What are primitives and their differences with objects in Javascript?

In this post we will refresh our knowledge on core concepts of Javascript. What are primitives and their differences with objects in Javascript? We will demonstrate them with some examples.

Define a Primitive

A primitive is a data that is not an object, cannot be changed and does not have any methods. In JavaScript{.glossaryLink}, there are 6 primitive data types: string{.glossaryLink}, number{.glossaryLink}, boolean{.glossaryLink}, null{.glossaryLink}, undefined{.glossaryLink}, [symbol.](https://developer.mozilla.org/en-US/docs/Glossary/symbol “symbol: This glossary page describes both a data type, called “symbol”, and the class-like function, called “Symbol()”, that (among other things) creates instances of the symbol data type.”){.glossaryLink}

They are not variables but can be assigned to variables. The variable may be assigned a new value but the primitive remains the same. See below examples:

// Using a string method doesn't mutate the string
var bar = "baz";
console.log(bar); // baz
bar.toUpperCase()
console.log(bar); // baz ( It will not change to BAZ)

// Using an array method mutates the array
var foo = [];
console.log(foo); // []
foo.push("plugh");
console.log(foo); // ["plugh"]

// Assignment gives the primitive a new (not a mutated) value
bar = bar.toUpperCase(); // BAZ

As you can see methods do no affect primitive’s value but assignment gives them a new value. Here is another example:

// The Primitive
let foo = 5;

// A function to change the Primitive value
function addTwo(foo) {
foo = foo + 2;
}

// Pass our Primitive as an argument to `addTwo()` function
addTwo(foo);

// Get the current Primitive value
console.log(foo); // 5

Before doing ANYTHING inside the function, JavaScript took a copy of the original passed – Primitive – argument to work with it inside our function. Any changes inside our function won’t affect the ORIGINAL foo at all, as we are working on our COPY of it. Inside the function, it refers to foo the parameter   –   _addTwo(foo) _ not foo – _the variable – _let foo = 5;

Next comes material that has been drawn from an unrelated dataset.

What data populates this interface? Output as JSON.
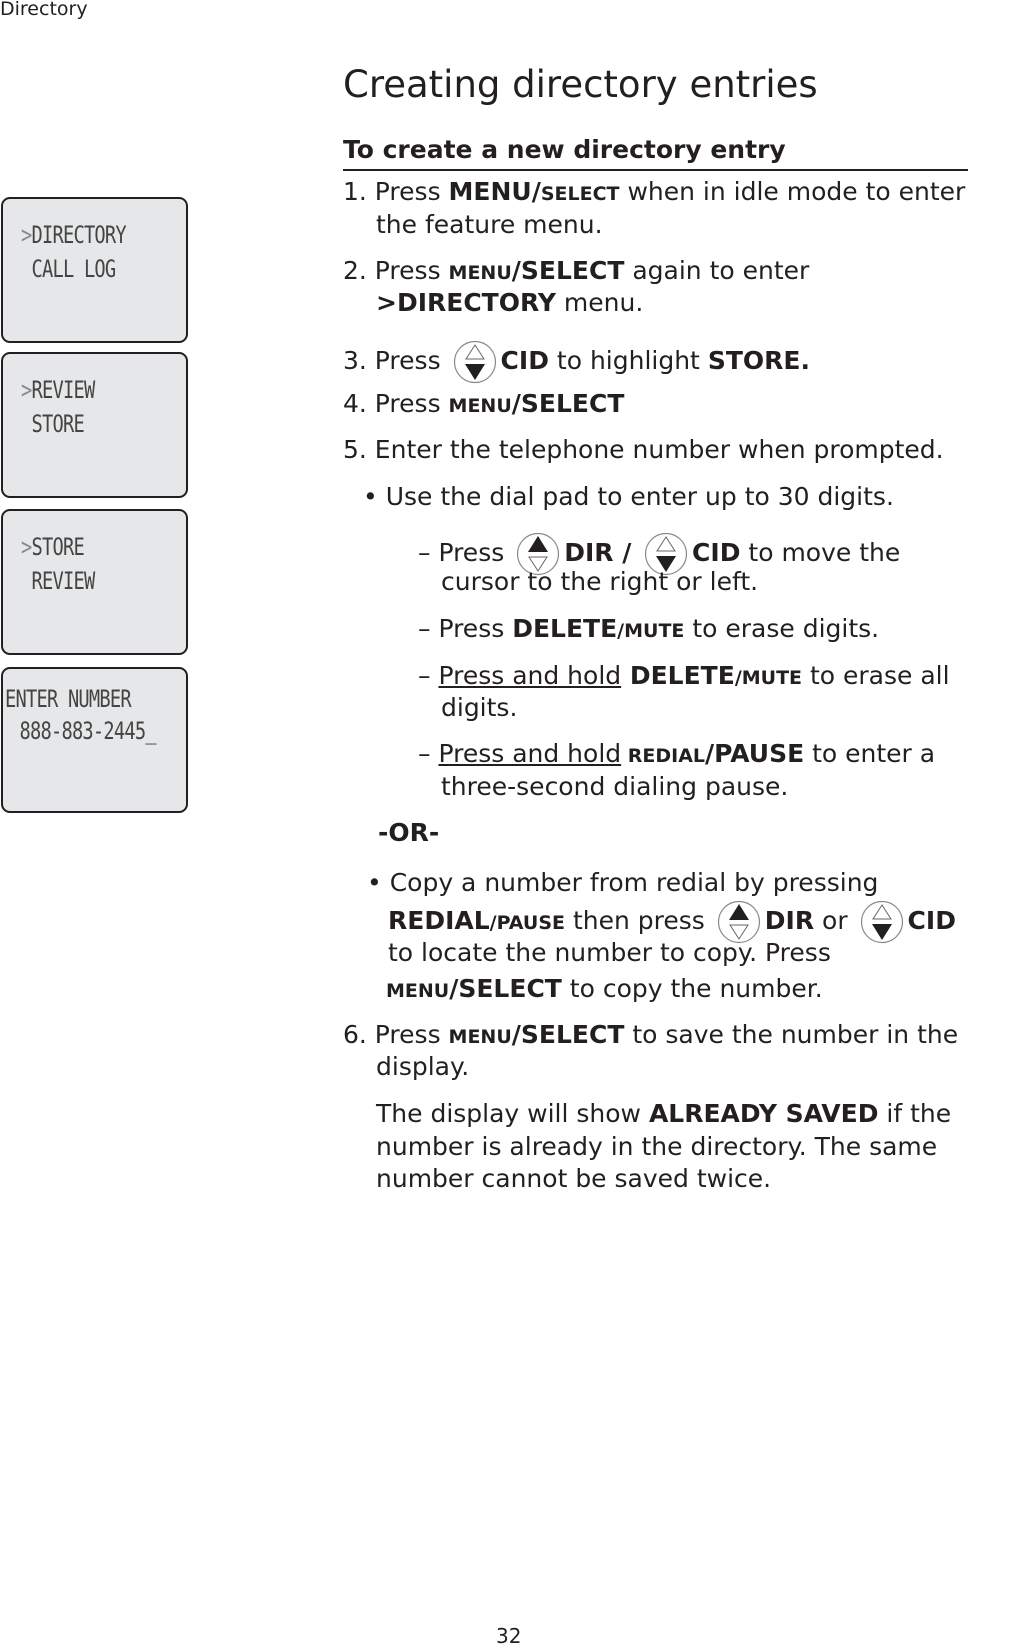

So this is the meaning of primitives being immutable.We are always working on a copy of them without touching the original value. To get the value of a primitive, we use the valueof() method. For the above example we could use it like this:

foo.Valueof(); // 5

Primitive wrapper objects

The primitive types boolean, string and number can be wrapped by their object counterparts. These objects are instances of the Boolean, String and Number constructors respectively. See the below definitions:

typeof true; //"boolean"
typeof Boolean(true); //"boolean"
typeof new Boolean(true); //"object"
typeof (new Boolean(true)).valueOf(); //"boolean"

typeof "abc"; //"string"
typeof String("abc"); //"string"
typeof new String("abc"); //"object"
typeof (new String("abc")).valueOf(); //"string"

typeof 123; //"number"
typeof Number(123); //"number"
typeof new Number(123); //"object"
typeof (new Number(123)).valueOf(); //"number"

And the vice versa is true. So the objects could be coerced to their primitives:

//object coerced to primitive
var Twelve = new Number(12);
var fifteen = Twelve + 3;
fifteen; //15
typeof fifteen; //"number" (primitive)
typeof Twelve; //"object"; (still object)

//another object coerced to primitive
new String("hippo") + "potamus"; //"hippopotamus"

//object not coerced (because 'typeof' operator can work with objects)
typeof new String("hippo") + "potamus"; //"objectpotamus"

Why does "abc".length return a value?

Javascript will coerce between primitives and objects. So for “abc” the string value is coerced to a string object to access to length property. See an example below:

String.prototype.returnMe= function() {
return this;
}
var a = "abc";
var b = a.returnMe();

a; //"abc"
typeof a; //"string" (still a primitive)
b; //"abc"
typeof b; //"object"

and tis example for a number primitive:

Number.prototype.toString = function() {
return typeof this;
}

(123).toString(); //"object"

By this means primitives have access to all the properties (including methods) defined by their respective object constructors. But even with this we cannot assign values to primitives:

var primitive = "september";
primitive.vowels = 3;

primitive.vowels; //undefined;

Primitives are immutable and we cannot modify them by tweaking the properties of the object wrapper:

var me = new String("Angus");
me.length = 2; //(error in strict mode)
me.length; //5 (not 2 - thanks @joseanpg)
me.valueOf(); "Angus"

Primitives could be very confusing if we don’t understand what they really are and what are object’s differences with their primitives counterparts. I hope this helped.

© 2019
Azadeh Faramarzi

This site is created and maintined by Azadeh Faramarzi , A passionate developer, sport and code lover who loves to share and write when she has some time.